Your task:
If a line in the data below contains "minute", copy it.

Material supplied:
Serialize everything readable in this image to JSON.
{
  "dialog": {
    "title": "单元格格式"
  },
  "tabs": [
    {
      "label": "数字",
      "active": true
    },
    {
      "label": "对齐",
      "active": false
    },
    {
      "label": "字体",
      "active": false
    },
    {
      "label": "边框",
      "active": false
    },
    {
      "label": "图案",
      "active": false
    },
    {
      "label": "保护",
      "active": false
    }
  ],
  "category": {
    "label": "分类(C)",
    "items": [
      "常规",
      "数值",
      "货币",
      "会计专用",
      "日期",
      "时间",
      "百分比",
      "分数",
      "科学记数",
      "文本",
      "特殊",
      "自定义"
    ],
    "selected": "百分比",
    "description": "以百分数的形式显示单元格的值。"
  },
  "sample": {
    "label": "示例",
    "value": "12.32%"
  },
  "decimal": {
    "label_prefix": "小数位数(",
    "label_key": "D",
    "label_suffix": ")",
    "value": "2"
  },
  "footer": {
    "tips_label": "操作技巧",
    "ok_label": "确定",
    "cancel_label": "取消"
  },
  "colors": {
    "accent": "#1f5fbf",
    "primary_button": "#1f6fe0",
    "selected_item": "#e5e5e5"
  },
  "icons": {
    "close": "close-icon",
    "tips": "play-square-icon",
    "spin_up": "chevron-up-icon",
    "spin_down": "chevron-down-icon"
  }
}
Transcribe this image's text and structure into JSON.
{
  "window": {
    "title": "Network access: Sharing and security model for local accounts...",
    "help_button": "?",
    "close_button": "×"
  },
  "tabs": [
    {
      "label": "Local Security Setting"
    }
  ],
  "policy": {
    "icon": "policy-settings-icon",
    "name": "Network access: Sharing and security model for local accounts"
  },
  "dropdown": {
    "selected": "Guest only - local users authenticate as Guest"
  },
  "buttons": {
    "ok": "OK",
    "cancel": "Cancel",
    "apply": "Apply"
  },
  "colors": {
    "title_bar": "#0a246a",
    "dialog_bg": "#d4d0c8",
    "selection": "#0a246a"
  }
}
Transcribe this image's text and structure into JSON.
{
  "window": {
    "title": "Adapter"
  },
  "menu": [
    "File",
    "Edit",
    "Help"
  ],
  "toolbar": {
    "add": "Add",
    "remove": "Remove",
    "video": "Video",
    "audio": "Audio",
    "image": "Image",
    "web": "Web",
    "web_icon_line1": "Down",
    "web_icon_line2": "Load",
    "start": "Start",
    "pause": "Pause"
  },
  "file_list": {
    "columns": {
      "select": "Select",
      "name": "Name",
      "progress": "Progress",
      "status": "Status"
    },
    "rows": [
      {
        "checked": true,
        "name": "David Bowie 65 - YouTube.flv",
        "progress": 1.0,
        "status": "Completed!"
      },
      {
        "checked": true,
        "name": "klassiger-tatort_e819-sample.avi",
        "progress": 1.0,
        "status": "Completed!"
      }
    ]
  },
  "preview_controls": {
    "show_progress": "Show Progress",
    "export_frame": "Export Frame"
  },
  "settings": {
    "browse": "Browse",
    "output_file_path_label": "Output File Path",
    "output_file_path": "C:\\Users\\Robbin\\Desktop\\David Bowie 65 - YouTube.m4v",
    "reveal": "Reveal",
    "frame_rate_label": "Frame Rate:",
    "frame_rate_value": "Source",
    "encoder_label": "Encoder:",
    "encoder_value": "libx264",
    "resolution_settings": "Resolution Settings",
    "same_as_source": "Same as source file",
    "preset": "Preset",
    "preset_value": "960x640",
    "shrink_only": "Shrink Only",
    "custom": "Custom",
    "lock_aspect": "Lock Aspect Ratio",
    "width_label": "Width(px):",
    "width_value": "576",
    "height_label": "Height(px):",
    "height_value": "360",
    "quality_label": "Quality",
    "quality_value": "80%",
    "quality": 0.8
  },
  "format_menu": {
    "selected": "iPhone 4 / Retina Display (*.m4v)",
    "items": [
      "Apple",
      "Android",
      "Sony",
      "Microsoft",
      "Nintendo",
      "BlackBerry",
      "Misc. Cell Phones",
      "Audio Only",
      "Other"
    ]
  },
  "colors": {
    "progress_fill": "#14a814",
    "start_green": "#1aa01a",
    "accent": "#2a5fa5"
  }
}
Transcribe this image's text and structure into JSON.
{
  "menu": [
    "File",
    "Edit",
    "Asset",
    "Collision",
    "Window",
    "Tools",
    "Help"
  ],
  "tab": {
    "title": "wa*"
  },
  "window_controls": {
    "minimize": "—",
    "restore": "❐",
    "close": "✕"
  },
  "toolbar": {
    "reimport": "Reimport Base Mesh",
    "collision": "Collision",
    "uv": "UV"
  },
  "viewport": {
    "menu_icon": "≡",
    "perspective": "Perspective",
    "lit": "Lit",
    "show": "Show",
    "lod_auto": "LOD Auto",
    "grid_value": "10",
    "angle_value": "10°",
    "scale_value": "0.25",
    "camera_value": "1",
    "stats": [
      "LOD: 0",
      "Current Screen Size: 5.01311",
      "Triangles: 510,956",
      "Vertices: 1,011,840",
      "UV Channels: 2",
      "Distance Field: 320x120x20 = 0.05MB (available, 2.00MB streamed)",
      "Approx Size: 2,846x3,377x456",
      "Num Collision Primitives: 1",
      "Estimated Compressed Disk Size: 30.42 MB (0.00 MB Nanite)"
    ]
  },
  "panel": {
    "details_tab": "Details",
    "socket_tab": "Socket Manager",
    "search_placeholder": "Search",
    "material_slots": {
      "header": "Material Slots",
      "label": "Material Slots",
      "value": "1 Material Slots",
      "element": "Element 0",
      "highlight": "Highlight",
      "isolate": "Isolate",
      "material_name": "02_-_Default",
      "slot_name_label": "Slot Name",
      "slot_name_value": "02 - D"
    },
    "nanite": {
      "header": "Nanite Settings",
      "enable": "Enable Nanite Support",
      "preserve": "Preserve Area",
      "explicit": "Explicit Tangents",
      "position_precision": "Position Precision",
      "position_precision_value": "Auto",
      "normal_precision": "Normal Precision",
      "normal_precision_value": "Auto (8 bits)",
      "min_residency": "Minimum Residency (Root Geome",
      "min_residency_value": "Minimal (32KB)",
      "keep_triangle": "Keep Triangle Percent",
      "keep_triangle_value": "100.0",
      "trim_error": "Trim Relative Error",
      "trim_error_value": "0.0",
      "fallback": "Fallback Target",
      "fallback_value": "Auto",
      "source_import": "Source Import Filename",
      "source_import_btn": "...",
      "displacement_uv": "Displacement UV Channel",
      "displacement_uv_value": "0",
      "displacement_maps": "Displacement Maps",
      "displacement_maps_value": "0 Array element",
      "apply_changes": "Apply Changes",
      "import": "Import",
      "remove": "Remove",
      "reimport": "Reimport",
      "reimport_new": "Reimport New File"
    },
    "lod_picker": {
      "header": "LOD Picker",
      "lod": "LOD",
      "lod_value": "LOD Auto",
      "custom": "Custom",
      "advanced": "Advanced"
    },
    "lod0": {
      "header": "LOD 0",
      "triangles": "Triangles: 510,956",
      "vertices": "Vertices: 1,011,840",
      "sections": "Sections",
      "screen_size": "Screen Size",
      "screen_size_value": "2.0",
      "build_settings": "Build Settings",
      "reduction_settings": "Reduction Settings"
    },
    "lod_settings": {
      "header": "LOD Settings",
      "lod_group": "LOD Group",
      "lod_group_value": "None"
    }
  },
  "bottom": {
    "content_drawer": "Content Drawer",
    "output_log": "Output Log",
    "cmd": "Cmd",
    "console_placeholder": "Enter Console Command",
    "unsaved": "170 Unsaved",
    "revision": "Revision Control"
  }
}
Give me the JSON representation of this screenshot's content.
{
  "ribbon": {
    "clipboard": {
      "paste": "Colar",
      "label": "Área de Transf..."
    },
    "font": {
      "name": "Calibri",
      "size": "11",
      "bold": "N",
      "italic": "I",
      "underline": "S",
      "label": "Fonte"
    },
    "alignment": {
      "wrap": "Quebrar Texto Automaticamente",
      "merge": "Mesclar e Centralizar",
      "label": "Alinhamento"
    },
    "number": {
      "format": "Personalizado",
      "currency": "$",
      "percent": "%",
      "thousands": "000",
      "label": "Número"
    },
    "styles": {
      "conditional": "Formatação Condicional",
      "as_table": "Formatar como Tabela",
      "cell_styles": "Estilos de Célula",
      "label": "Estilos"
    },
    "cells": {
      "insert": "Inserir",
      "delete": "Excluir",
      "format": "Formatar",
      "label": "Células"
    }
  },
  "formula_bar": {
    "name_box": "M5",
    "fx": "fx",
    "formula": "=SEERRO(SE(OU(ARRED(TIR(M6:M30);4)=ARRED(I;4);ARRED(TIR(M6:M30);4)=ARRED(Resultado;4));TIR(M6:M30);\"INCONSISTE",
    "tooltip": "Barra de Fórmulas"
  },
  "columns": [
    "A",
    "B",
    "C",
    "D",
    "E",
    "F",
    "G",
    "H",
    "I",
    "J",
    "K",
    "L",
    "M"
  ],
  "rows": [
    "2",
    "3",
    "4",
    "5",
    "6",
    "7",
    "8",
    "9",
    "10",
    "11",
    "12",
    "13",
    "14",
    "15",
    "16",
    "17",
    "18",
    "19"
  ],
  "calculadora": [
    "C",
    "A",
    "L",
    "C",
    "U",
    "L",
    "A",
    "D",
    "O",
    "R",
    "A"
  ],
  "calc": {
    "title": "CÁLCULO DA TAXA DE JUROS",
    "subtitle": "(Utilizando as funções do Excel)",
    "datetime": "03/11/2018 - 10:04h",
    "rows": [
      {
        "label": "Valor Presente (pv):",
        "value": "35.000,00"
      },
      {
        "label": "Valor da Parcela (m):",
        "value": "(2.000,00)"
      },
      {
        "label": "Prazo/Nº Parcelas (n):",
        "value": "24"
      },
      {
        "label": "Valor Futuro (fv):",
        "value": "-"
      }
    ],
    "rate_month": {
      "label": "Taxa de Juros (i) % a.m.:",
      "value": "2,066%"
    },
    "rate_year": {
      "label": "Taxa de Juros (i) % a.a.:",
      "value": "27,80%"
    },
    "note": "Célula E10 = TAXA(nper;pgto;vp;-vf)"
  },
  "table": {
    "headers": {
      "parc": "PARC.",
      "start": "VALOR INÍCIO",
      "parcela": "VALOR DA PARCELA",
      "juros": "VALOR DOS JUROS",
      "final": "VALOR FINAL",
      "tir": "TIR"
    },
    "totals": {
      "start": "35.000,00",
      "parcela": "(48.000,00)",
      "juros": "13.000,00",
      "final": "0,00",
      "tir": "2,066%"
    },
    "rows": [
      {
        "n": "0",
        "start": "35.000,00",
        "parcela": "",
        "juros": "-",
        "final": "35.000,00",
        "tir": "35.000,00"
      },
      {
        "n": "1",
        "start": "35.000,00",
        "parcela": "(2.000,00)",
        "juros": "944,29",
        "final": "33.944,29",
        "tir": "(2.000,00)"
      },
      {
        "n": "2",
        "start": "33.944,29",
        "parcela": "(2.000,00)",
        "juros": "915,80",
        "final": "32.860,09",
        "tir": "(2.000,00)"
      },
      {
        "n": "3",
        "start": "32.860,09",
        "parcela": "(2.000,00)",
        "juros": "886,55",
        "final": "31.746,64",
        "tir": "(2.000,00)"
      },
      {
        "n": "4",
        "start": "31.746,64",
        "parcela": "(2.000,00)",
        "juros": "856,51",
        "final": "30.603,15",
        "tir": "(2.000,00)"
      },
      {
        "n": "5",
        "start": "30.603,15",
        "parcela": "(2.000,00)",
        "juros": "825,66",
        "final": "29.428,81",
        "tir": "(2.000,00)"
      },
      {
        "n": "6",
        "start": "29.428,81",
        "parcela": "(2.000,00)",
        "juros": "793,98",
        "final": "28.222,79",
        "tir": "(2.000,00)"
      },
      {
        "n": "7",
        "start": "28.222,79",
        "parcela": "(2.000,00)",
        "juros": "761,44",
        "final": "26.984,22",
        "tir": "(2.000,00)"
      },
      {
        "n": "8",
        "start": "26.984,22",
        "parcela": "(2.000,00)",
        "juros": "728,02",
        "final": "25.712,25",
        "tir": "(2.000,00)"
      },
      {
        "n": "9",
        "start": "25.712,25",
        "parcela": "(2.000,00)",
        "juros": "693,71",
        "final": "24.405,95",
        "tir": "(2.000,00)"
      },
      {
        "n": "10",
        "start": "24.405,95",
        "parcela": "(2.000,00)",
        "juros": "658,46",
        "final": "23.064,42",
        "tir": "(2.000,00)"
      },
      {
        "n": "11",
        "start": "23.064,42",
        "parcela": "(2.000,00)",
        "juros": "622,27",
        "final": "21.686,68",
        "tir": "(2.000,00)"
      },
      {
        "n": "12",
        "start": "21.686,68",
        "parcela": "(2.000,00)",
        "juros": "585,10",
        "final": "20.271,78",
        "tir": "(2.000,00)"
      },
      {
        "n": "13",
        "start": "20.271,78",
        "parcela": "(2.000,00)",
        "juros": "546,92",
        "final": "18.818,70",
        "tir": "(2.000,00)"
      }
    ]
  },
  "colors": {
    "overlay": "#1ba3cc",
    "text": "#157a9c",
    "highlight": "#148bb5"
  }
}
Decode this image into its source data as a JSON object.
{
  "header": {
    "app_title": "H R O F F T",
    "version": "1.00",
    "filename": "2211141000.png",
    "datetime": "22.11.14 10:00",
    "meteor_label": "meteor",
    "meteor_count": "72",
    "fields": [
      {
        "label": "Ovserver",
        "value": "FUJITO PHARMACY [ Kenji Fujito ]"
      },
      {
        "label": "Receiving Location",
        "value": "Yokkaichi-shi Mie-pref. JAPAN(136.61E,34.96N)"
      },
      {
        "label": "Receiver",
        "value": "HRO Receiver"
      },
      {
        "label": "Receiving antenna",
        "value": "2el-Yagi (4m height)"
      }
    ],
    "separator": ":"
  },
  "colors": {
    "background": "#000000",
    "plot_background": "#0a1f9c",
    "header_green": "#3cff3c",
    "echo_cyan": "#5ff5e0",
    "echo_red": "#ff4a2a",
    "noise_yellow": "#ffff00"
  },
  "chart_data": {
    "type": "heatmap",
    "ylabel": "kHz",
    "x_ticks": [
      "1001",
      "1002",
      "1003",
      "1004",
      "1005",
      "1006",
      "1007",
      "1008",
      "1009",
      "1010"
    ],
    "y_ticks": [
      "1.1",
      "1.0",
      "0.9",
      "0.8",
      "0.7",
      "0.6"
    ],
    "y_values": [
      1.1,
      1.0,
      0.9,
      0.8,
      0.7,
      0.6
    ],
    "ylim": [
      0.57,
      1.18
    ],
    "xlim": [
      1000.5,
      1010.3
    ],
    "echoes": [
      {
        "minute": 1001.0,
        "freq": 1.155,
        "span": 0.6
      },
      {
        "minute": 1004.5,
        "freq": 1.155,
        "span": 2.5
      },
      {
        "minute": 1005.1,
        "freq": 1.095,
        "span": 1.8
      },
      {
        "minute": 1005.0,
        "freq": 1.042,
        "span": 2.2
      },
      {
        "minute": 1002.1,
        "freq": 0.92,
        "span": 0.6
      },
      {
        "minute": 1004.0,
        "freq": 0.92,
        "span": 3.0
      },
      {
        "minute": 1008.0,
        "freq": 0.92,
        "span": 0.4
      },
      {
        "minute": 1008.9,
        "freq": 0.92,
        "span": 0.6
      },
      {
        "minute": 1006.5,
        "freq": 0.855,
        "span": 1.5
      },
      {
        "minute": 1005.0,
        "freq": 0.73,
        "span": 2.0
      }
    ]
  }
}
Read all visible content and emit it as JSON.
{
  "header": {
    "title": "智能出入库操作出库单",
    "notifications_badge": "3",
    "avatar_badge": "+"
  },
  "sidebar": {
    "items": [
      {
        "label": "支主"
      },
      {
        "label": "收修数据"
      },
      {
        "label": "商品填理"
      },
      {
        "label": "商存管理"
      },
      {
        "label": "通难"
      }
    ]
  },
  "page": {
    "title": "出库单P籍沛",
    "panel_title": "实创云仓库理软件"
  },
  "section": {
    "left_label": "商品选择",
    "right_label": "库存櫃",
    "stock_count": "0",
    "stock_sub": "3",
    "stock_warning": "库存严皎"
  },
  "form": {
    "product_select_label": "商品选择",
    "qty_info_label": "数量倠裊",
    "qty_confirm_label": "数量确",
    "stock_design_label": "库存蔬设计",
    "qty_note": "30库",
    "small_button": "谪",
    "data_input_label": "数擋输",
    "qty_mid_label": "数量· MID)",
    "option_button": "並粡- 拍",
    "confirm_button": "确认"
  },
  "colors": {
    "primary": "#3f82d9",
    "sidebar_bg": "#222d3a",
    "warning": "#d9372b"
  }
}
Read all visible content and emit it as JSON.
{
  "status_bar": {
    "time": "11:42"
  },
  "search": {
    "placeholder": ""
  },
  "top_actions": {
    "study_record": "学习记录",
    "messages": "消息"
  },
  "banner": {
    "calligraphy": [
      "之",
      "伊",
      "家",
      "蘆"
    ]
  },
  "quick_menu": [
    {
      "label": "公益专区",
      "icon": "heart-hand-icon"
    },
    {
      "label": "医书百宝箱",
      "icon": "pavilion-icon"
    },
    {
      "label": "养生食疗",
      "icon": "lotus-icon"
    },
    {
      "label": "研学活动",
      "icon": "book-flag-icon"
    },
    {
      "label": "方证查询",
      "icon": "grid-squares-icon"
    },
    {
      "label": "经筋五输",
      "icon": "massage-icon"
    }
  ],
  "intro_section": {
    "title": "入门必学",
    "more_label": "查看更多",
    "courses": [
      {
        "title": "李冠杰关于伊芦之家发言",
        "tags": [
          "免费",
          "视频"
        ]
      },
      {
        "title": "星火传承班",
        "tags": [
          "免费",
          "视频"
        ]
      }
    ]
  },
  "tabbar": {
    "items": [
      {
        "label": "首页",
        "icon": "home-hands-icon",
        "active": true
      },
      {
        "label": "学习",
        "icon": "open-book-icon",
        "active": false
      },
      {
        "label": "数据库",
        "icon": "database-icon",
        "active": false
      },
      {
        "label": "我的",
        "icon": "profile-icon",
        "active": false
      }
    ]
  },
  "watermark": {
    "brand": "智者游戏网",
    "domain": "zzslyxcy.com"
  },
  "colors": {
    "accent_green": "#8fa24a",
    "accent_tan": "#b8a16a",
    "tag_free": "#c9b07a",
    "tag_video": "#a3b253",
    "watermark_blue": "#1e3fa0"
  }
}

Answer section:
        "minute": 1001.0,
        "minute": 1004.5,
        "minute": 1005.1,
        "minute": 1005.0,
        "minute": 1002.1,
        "minute": 1004.0,
        "minute": 1008.0,
        "minute": 1008.9,
        "minute": 1006.5,
        "minute": 1005.0,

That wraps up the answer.